These are some of the most commonly asked questions we receive from our clients in the Bay Area. Since each home has different electrical needs and requirements, we will provide you with individualized service, from assisting you with lighting and switching designs to receptacle layouts, load calculations, and much more.
1). Should I get a permit?
The National Electrical Code states that all new electrical installations require a permit. First off, permits are a matter of public record, so it's very easy for, say, a savvy perspective home buyer to see if your work has been inspected. Secondly, you may want to ask your insurance company if your still covered because you've had unpermitted work done or are considering not pulling a permit.
If caught doing work without a permit, you will find that your local building department is not happy. If you still insist on not getting a permit, we would have to pass up on your project.
2). What size electrical service is best for my home or business?
Most states, including California call for a 100 amp / 240 volt minimum electrical service. In most homes 1200 square feet or less this is adequate. For Larger homes, especially when considering solar panels, Electric vehicles, and multiple large electrical appliances a 200 amp / 240 volt service will be the minimum size needed.
3). Where should I install GFCI protection?
GFCI stands for Ground Fault Circuit Interruptor. GFCI protected receptacles are required for all bathroom receptacle locations, all kitchen general use receptacle / counter area locations. All outdoor locations under 6'-6", and all attic or crawl space locations.
4). What is an AFCI and where is it required?
An AFCI breaker or Arc-Fault Circuit Interruptor was introduced to the Electrical code in 2001, by 2005 most jurisdictions were requiring them on bedroom receptacle circuits. AFCI breakers are now required on all general use receptacle circuits, all lighting circuits, and for the kitchen counter receptacle circuits. It should be noted that, at this time, the AFCI breaker technology does not work very well on motor loads or on improperly wired knob and tube circuits.
5). How many receptacles do I need to install in each room?
Here are the main receptacle spacing requirements:
In every room, receptacle spacing along the walls can be no more than 12'.
A receptacle can be no more than 6' from a door, and you will need a receptacle on every wall greater than 2'.
6). How many receptacles and circuits do I need in my kitchen?
As a general rule of thumb every fixed appliance will need a receptacle and it's own circuit (check the appliance
spec sheet this, the local inspector will want the appliance installed to the manufacturers specifications).
Counter top receptacles will need to be spaced every 4', within 2' of the sink and end of the counter.
This dimension is measured along the wall space, not the actual distance!
General use wall receptacle need to comply with walling spacing rule mentioned above in question #5.
7). When should I call an electrician?
Do you notice any scorch marks or discoloration on your wall around any of the receptacles?

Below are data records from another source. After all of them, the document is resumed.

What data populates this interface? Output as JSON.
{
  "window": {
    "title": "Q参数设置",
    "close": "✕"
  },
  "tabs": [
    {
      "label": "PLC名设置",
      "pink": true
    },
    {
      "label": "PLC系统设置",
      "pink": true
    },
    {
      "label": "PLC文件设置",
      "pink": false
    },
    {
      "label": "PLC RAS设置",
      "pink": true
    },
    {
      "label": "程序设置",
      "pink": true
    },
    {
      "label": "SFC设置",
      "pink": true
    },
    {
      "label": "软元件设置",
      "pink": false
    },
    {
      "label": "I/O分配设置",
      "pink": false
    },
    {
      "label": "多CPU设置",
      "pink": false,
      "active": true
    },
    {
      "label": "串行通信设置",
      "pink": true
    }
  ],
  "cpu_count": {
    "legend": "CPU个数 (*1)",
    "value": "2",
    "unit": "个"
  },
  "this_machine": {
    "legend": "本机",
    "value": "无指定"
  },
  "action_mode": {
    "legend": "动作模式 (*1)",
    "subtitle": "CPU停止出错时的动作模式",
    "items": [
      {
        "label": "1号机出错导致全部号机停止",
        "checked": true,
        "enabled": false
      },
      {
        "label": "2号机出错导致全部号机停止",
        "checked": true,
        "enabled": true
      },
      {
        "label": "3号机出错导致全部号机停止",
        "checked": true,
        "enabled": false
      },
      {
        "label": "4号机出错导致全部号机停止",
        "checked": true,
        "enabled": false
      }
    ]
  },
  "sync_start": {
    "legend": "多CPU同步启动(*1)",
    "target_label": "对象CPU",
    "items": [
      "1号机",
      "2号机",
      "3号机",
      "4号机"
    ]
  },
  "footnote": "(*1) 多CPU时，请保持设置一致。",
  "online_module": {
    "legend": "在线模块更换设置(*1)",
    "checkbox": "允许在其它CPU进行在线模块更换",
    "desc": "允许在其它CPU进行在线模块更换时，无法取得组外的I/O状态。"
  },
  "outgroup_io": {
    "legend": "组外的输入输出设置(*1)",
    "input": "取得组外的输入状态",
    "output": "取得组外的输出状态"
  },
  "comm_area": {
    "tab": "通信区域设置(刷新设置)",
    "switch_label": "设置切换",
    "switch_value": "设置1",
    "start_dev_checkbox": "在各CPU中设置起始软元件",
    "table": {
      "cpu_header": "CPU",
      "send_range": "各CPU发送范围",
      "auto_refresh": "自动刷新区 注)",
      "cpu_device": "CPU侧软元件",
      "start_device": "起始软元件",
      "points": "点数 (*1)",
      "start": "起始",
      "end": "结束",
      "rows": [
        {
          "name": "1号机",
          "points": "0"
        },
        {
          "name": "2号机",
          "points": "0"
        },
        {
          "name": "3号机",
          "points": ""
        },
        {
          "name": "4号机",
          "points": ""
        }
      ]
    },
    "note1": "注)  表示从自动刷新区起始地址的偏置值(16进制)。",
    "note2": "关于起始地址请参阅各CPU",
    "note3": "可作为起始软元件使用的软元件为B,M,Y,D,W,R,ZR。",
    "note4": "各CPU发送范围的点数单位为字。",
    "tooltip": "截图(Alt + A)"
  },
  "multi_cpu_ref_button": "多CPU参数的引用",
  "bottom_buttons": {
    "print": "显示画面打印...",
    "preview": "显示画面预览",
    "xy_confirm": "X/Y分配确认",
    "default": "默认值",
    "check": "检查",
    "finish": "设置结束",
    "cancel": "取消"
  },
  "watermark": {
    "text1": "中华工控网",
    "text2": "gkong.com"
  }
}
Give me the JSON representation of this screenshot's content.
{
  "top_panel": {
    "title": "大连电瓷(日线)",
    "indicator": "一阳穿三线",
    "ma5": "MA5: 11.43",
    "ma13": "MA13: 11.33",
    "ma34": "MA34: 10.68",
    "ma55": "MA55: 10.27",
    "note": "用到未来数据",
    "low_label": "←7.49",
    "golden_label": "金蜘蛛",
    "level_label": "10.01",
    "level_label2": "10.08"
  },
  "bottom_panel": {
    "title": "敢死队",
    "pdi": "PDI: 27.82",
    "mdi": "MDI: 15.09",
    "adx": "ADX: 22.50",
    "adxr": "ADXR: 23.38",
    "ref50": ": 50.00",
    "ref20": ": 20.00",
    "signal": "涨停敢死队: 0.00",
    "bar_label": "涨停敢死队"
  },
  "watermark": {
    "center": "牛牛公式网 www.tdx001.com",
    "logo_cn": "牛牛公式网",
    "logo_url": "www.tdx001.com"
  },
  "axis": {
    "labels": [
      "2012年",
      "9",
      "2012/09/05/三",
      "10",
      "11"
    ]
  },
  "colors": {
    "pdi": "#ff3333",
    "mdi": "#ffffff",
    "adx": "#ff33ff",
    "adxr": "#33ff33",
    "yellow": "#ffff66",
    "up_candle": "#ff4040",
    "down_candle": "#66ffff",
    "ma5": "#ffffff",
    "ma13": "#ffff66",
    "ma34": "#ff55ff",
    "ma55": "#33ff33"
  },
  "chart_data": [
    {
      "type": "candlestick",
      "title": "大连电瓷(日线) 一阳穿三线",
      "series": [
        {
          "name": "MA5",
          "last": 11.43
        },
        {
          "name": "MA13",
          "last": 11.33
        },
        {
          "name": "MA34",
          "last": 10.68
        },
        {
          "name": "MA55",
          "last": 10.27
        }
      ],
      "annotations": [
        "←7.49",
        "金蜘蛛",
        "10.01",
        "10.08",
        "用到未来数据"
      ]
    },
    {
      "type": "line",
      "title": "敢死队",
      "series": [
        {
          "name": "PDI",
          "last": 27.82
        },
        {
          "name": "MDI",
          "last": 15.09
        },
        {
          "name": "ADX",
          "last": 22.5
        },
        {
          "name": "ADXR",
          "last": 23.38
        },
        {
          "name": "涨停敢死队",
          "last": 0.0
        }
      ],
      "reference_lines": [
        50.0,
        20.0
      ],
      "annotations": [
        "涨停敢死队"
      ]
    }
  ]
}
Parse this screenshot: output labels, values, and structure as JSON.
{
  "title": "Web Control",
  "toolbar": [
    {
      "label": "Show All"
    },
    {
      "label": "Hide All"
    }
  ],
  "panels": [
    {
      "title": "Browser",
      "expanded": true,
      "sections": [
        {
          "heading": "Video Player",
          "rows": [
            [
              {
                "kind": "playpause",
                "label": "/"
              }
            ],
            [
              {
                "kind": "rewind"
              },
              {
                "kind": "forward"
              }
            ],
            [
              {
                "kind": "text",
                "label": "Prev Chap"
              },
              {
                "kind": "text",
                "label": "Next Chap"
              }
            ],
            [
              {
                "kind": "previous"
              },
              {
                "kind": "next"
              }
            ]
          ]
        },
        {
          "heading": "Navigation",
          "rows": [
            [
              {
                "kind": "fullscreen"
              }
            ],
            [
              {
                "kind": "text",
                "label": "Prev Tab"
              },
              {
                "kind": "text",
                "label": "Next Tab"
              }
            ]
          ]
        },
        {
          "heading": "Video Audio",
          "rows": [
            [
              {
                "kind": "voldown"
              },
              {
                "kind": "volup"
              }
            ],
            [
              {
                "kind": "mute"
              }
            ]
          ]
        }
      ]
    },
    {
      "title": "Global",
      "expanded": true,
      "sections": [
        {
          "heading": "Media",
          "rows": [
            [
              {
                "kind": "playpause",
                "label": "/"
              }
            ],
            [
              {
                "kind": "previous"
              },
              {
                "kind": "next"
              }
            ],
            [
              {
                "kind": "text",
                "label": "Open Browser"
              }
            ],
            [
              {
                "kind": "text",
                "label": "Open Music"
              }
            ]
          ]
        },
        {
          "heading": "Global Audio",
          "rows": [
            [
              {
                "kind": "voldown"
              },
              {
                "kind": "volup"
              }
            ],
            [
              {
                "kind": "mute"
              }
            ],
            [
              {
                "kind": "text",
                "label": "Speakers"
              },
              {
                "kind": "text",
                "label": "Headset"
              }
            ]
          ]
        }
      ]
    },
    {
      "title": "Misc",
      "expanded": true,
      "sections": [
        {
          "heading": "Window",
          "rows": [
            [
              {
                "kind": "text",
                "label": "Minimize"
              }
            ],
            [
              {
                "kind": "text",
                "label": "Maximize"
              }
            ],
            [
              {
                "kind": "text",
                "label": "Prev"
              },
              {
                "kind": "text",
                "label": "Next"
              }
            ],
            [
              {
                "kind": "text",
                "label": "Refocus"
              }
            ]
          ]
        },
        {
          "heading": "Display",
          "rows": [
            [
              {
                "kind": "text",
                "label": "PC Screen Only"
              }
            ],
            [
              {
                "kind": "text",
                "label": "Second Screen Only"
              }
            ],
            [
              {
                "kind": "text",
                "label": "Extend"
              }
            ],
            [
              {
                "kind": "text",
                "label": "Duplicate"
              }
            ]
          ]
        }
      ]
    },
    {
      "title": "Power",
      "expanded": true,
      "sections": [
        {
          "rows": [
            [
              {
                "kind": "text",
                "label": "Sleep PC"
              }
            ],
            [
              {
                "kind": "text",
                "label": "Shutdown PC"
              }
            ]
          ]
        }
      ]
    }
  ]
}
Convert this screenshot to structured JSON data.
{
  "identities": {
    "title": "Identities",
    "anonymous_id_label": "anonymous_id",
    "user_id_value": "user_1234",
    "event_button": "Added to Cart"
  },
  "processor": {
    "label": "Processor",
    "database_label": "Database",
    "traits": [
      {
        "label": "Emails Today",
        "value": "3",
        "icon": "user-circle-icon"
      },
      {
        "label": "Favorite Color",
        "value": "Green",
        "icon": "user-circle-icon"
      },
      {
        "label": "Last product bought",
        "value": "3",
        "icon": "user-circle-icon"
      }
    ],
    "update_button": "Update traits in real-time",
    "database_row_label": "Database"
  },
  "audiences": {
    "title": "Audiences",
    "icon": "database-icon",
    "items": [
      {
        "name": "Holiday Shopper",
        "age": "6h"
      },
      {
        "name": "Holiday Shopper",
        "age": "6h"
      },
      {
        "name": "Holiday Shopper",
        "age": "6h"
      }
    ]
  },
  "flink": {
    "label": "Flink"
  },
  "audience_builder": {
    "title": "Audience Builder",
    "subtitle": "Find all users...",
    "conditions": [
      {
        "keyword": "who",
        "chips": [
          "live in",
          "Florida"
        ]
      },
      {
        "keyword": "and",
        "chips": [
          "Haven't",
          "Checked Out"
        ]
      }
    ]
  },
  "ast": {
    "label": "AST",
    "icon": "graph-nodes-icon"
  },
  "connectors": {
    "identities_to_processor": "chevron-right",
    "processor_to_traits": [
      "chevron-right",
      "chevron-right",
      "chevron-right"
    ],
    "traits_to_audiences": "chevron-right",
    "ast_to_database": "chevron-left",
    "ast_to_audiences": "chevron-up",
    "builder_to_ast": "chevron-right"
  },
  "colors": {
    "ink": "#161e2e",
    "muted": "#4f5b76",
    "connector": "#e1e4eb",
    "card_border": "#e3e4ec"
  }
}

Are you aware of any burning odors you suspect are coming from the electrical system? Do you have more than two devices plugged into one receptacle or have an excess of extension cords? Are your lights dimming when you turn on a large appliance, such as a washing machine or vacuum cleaner?
Are your wall switches hot to the touch? Are blowing fuses or tripping breakers? These are all clear signs that you should have your electrical system inspected.
8). How many circuits does a standard home have?
While the number of circuits varies greatly, depending on the size of the home and the number of appliances, most homes (1200 square feet or less) with gas appliances will have about 4 circuits. This is far too few! A home of a similar size built today (with gas appliances) would have about 16 circuits. This does not even allow for solar panels, EV charging systems (definitely something to consider in this day and age), or whole house surge protection.
9). I have a FPE panel and breakers in my home, should I replace it?
Check out the NBC video on YouTube.
10). How much should I attempt on my own?
At the present time, some cities in California allow you to do electrical work on your own home without a license. You would need to check with your local building department. In all cases permits are required anytime the wiring in your home is altered. Most incorporated cities will not issue homeowners a permit if they are not a licensed contractor. Unincorporated areas are more willing to work directly with homeowners. That said, we would advise you to hire a professional. It takes 4 years of apprenticing and an additional 4 years of documented journeyman level experience to even apply for an electrical C-10 license. Please do not take electrical work lightly.
** If despite all warnings, should you choose to do your own electrical work, get a code book! And, purchase your materials from an actual electrical supply house!
Electrical Contractor Serving the East Bay Area, San Francisco, & Marin.
Ph. 510-233-5226 CA State License #731231 Bonded and Insured